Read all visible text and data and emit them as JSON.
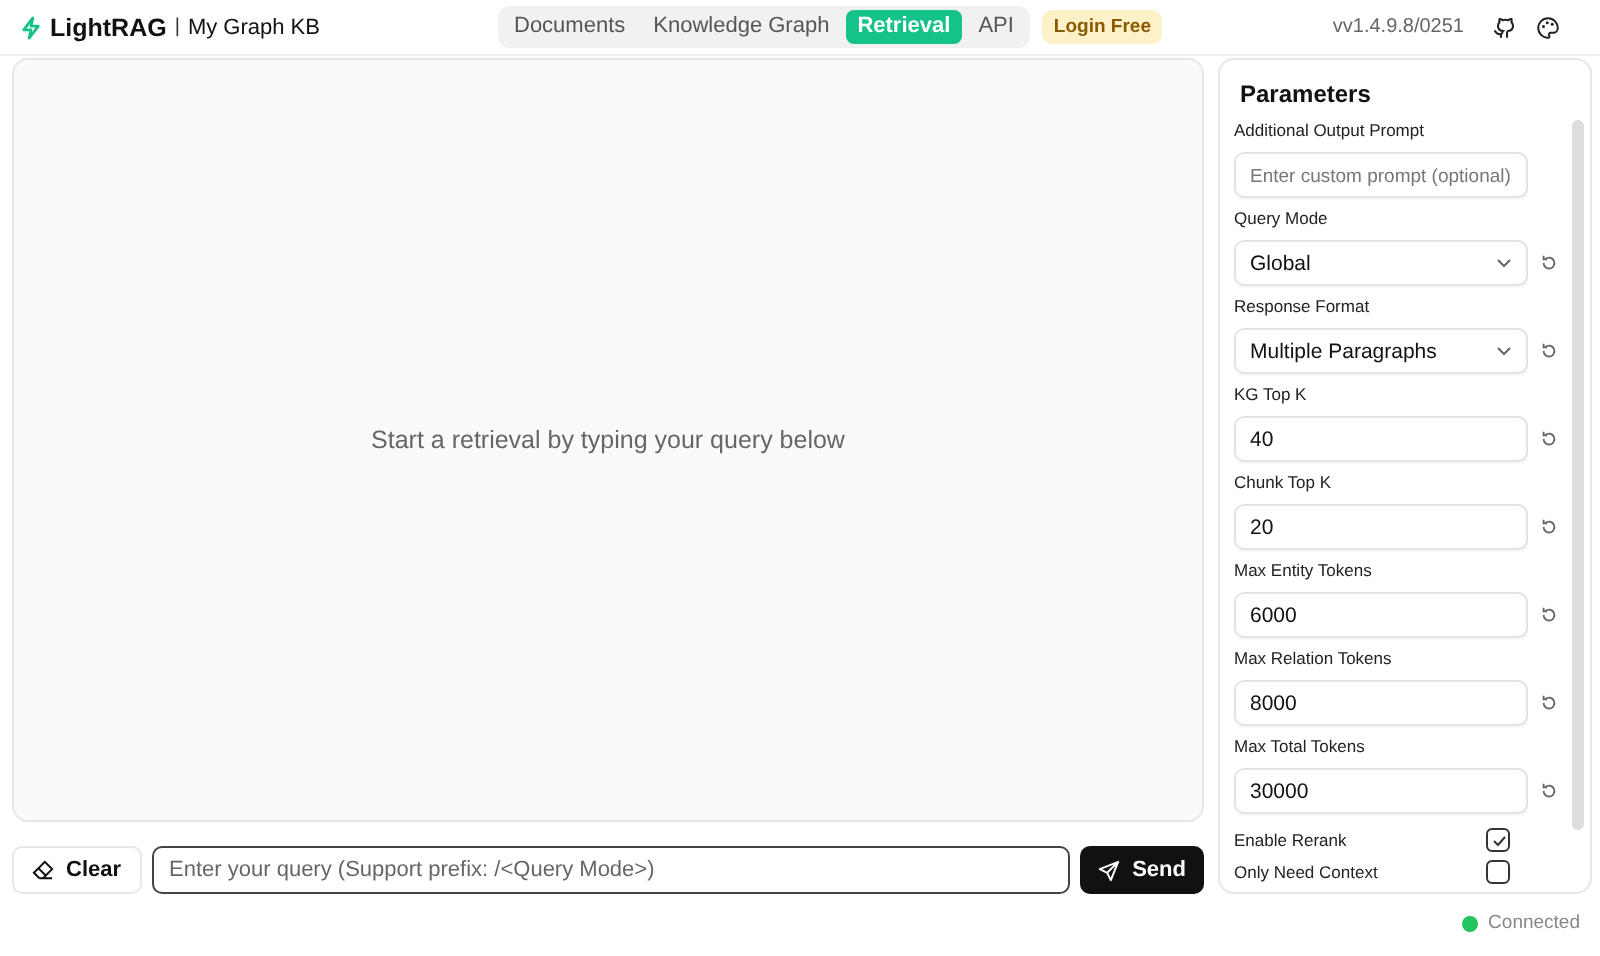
{
  "app": {
    "name": "LightRAG",
    "separator": "|",
    "kb": "My Graph KB"
  },
  "tabs": [
    {
      "label": "Documents",
      "selected": false
    },
    {
      "label": "Knowledge Graph",
      "selected": false
    },
    {
      "label": "Retrieval",
      "selected": true
    },
    {
      "label": "API",
      "selected": false
    }
  ],
  "login": "Login Free",
  "version": "vv1.4.9.8/0251",
  "chat": {
    "empty_message": "Start a retrieval by typing your query below"
  },
  "input_bar": {
    "clear": "Clear",
    "placeholder": "Enter your query (Support prefix: /<Query Mode>)",
    "send": "Send"
  },
  "parameters": {
    "title": "Parameters",
    "items": [
      {
        "kind": "text",
        "label": "Additional Output Prompt",
        "placeholder": "Enter custom prompt (optional)"
      },
      {
        "kind": "select",
        "label": "Query Mode",
        "value": "Global"
      },
      {
        "kind": "select",
        "label": "Response Format",
        "value": "Multiple Paragraphs"
      },
      {
        "kind": "number",
        "label": "KG Top K",
        "value": "40"
      },
      {
        "kind": "number",
        "label": "Chunk Top K",
        "value": "20"
      },
      {
        "kind": "number",
        "label": "Max Entity Tokens",
        "value": "6000"
      },
      {
        "kind": "number",
        "label": "Max Relation Tokens",
        "value": "8000"
      },
      {
        "kind": "number",
        "label": "Max Total Tokens",
        "value": "30000"
      },
      {
        "kind": "checkbox",
        "label": "Enable Rerank",
        "checked": true
      },
      {
        "kind": "checkbox",
        "label": "Only Need Context",
        "checked": false
      }
    ]
  },
  "status": {
    "label": "Connected",
    "connected": true
  }
}
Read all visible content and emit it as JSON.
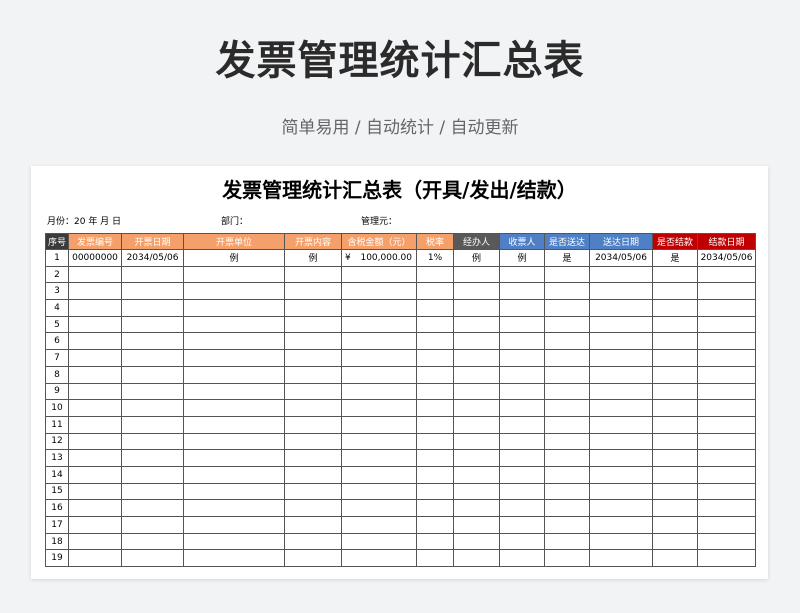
{
  "banner": {
    "title": "发票管理统计汇总表",
    "subtitle": "简单易用 / 自动统计 / 自动更新"
  },
  "sheet": {
    "title": "发票管理统计汇总表（开具/发出/结款）",
    "meta": {
      "month": "月份：20  年  月  日",
      "department": "部门：",
      "manager": "管理元："
    },
    "columns": [
      {
        "label": "序号",
        "color": "#3b3b3b"
      },
      {
        "label": "发票编号",
        "color": "#f5a06a"
      },
      {
        "label": "开票日期",
        "color": "#f5a06a"
      },
      {
        "label": "开票单位",
        "color": "#f5a06a"
      },
      {
        "label": "开票内容",
        "color": "#f5a06a"
      },
      {
        "label": "含税金额（元）",
        "color": "#f5a06a"
      },
      {
        "label": "税率",
        "color": "#f5a06a"
      },
      {
        "label": "经办人",
        "color": "#595959"
      },
      {
        "label": "收票人",
        "color": "#4f7fc4"
      },
      {
        "label": "是否送达",
        "color": "#4f7fc4"
      },
      {
        "label": "送达日期",
        "color": "#4f7fc4"
      },
      {
        "label": "是否结款",
        "color": "#c00000"
      },
      {
        "label": "结款日期",
        "color": "#c00000"
      }
    ],
    "example_row": {
      "index": "1",
      "invoice_no": "00000000",
      "issue_date": "2034/05/06",
      "issuer": "例",
      "content": "例",
      "currency": "¥",
      "amount": "100,000.00",
      "tax_rate": "1%",
      "handler": "例",
      "receiver": "例",
      "delivered": "是",
      "delivery_date": "2034/05/06",
      "settled": "是",
      "settle_date": "2034/05/06"
    },
    "row_numbers": [
      "2",
      "3",
      "4",
      "5",
      "6",
      "7",
      "8",
      "9",
      "10",
      "11",
      "12",
      "13",
      "14",
      "15",
      "16",
      "17",
      "18",
      "19"
    ]
  }
}
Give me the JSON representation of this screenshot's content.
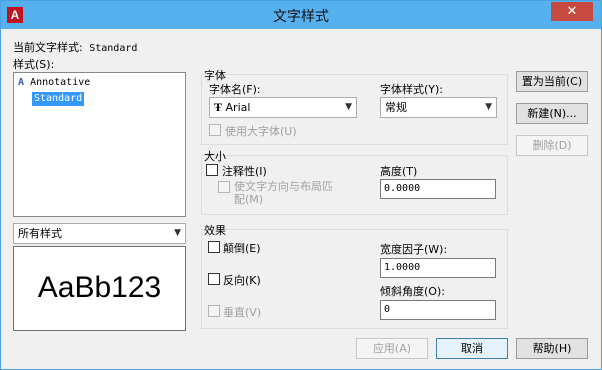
{
  "window": {
    "title": "文字样式",
    "app_icon_letter": "A"
  },
  "current_style": {
    "label": "当前文字样式:",
    "value": "Standard"
  },
  "styles": {
    "label": "样式(S):",
    "items": [
      "Annotative",
      "Standard"
    ],
    "selected": "Standard",
    "filter_value": "所有样式",
    "preview_text": "AaBb123"
  },
  "font": {
    "group_label": "字体",
    "name_label": "字体名(F):",
    "name_value": "Arial",
    "style_label": "字体样式(Y):",
    "style_value": "常规",
    "bigfont_label": "使用大字体(U)"
  },
  "size": {
    "group_label": "大小",
    "annotative_label": "注释性(I)",
    "match_orientation_label": "使文字方向与布局匹配(M)",
    "height_label": "高度(T)",
    "height_value": "0.0000"
  },
  "effects": {
    "group_label": "效果",
    "upside_down_label": "颠倒(E)",
    "backwards_label": "反向(K)",
    "vertical_label": "垂直(V)",
    "width_factor_label": "宽度因子(W):",
    "width_factor_value": "1.0000",
    "oblique_label": "倾斜角度(O):",
    "oblique_value": "0"
  },
  "buttons": {
    "set_current": "置为当前(C)",
    "new": "新建(N)...",
    "delete": "删除(D)",
    "apply": "应用(A)",
    "cancel": "取消",
    "help": "帮助(H)"
  }
}
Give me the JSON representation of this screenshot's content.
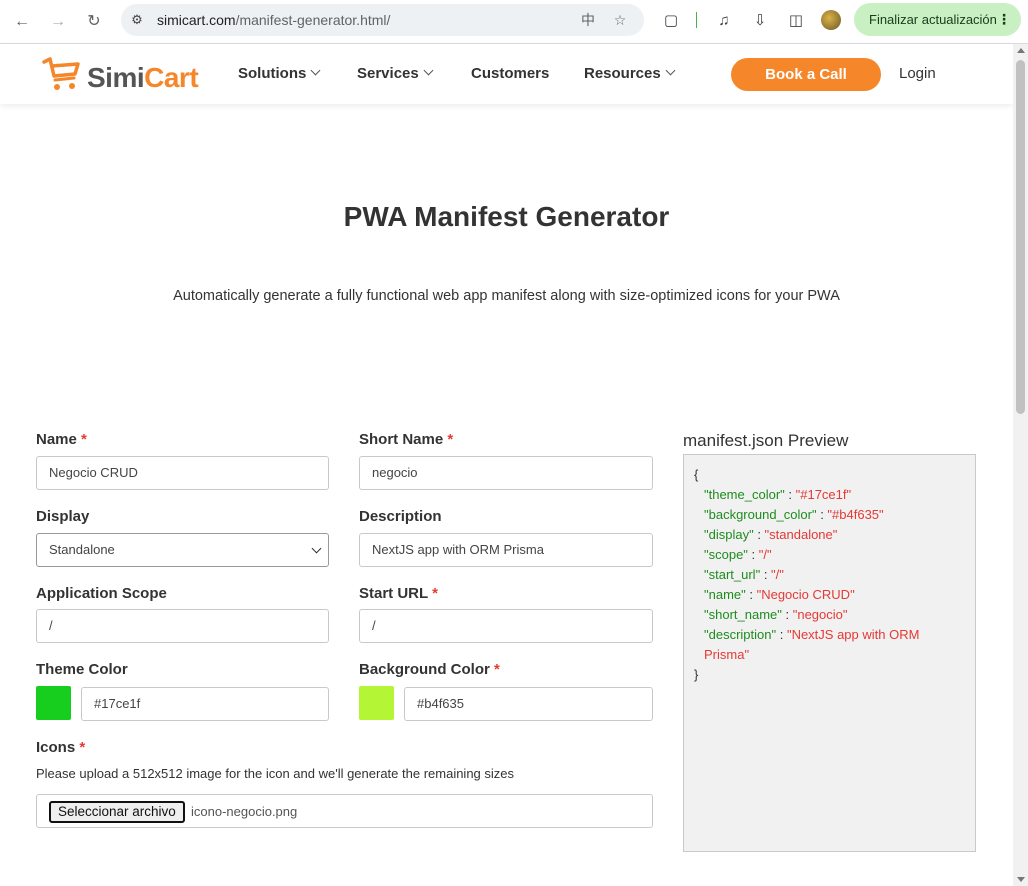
{
  "browser": {
    "url_host": "simicart.com",
    "url_path": "/manifest-generator.html/",
    "update_label": "Finalizar actualización"
  },
  "site": {
    "logo_simi": "Simi",
    "logo_cart": "Cart",
    "nav": [
      "Solutions",
      "Services",
      "Customers",
      "Resources"
    ],
    "cta": "Book a Call",
    "login": "Login"
  },
  "hero": {
    "title": "PWA Manifest Generator",
    "subtitle": "Automatically generate a fully functional web app manifest along with size-optimized icons for your PWA"
  },
  "form": {
    "name": {
      "label": "Name",
      "required": "*",
      "value": "Negocio CRUD"
    },
    "short_name": {
      "label": "Short Name",
      "required": "*",
      "value": "negocio"
    },
    "display": {
      "label": "Display",
      "value": "Standalone"
    },
    "description": {
      "label": "Description",
      "value": "NextJS app with ORM Prisma"
    },
    "scope": {
      "label": "Application Scope",
      "value": "/"
    },
    "start_url": {
      "label": "Start URL",
      "required": "*",
      "value": "/"
    },
    "theme_color": {
      "label": "Theme Color",
      "value": "#17ce1f"
    },
    "background_color": {
      "label": "Background Color",
      "required": "*",
      "value": "#b4f635"
    },
    "icons": {
      "label": "Icons",
      "required": "*",
      "help": "Please upload a 512x512 image for the icon and we'll generate the remaining sizes",
      "button": "Seleccionar archivo",
      "file": "icono-negocio.png"
    }
  },
  "preview": {
    "title": "manifest.json Preview",
    "open": "{",
    "close": "}",
    "entries": [
      {
        "key": "\"theme_color\"",
        "value": "\"#17ce1f\""
      },
      {
        "key": "\"background_color\"",
        "value": "\"#b4f635\""
      },
      {
        "key": "\"display\"",
        "value": "\"standalone\""
      },
      {
        "key": "\"scope\"",
        "value": "\"/\""
      },
      {
        "key": "\"start_url\"",
        "value": "\"/\""
      },
      {
        "key": "\"name\"",
        "value": "\"Negocio CRUD\""
      },
      {
        "key": "\"short_name\"",
        "value": "\"negocio\""
      },
      {
        "key": "\"description\"",
        "value": "\"NextJS app with ORM Prisma\""
      }
    ]
  },
  "colors": {
    "brand": "#f5862a",
    "theme_swatch": "#17ce1f",
    "background_swatch": "#b4f635",
    "json_key": "#1e8c1e",
    "json_value": "#e53935"
  }
}
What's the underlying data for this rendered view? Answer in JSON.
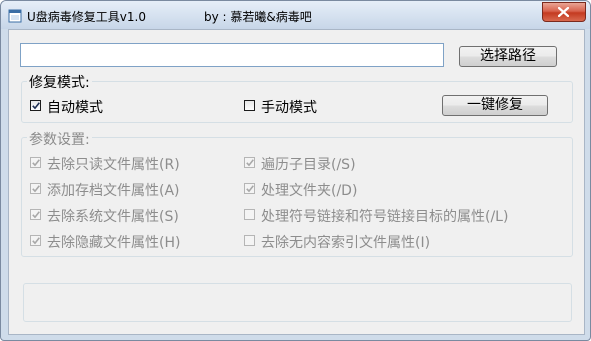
{
  "window": {
    "title": "U盘病毒修复工具v1.0",
    "author": "by : 慕若曦&病毒吧"
  },
  "path_input": {
    "value": "",
    "placeholder": ""
  },
  "buttons": {
    "browse": "选择路径",
    "repair": "一键修复"
  },
  "mode_group": {
    "label": "修复模式:",
    "auto": {
      "label": "自动模式",
      "checked": true
    },
    "manual": {
      "label": "手动模式",
      "checked": false
    }
  },
  "param_group": {
    "label": "参数设置:",
    "options": [
      {
        "label": "去除只读文件属性(R)",
        "checked": true
      },
      {
        "label": "遍历子目录(/S)",
        "checked": true
      },
      {
        "label": "添加存档文件属性(A)",
        "checked": true
      },
      {
        "label": "处理文件夹(/D)",
        "checked": true
      },
      {
        "label": "去除系统文件属性(S)",
        "checked": true
      },
      {
        "label": "处理符号链接和符号链接目标的属性(/L)",
        "checked": false
      },
      {
        "label": "去除隐藏文件属性(H)",
        "checked": true
      },
      {
        "label": "去除无内容索引文件属性(I)",
        "checked": false
      }
    ]
  },
  "colors": {
    "titlebar": "#cfdcea",
    "close_button": "#c9462c",
    "disabled_text": "#8d8d8d"
  }
}
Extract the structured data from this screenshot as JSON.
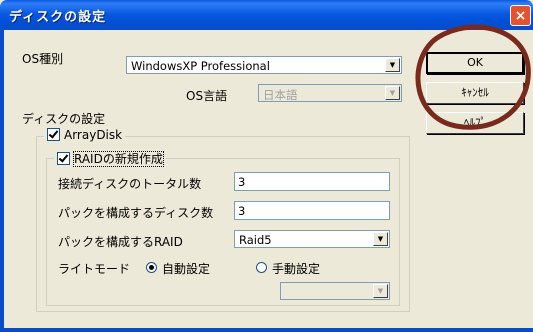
{
  "window": {
    "title": "ディスクの設定",
    "close_label": "×"
  },
  "os": {
    "type_label": "OS種別",
    "type_value": "WindowsXP Professional",
    "lang_label": "OS言語",
    "lang_value": "日本語"
  },
  "disk_settings_label": "ディスクの設定",
  "array_disk": {
    "label": "ArrayDisk",
    "checked": true
  },
  "raid_new": {
    "label": "RAIDの新規作成",
    "checked": true,
    "total_disks_label": "接続ディスクのトータル数",
    "total_disks_value": "3",
    "pack_disks_label": "パックを構成するディスク数",
    "pack_disks_value": "3",
    "pack_raid_label": "パックを構成するRAID",
    "pack_raid_value": "Raid5",
    "write_mode_label": "ライトモード",
    "auto_label": "自動設定",
    "manual_label": "手動設定",
    "selected_mode": "自動設定",
    "manual_value": ""
  },
  "buttons": {
    "ok": "OK",
    "cancel": "ｷｬﾝｾﾙ",
    "help": "ﾍﾙﾌﾟ"
  },
  "colors": {
    "title_bar": "#0a5ae0",
    "window_bg": "#ece9d8",
    "close_btn": "#e45230",
    "annotation": "#7a2a1c"
  }
}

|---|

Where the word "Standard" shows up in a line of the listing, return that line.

## SOLUTION TO THIS EXERCISE:
    "value": "Standard"
      "Standard"
    "selected": "Standard",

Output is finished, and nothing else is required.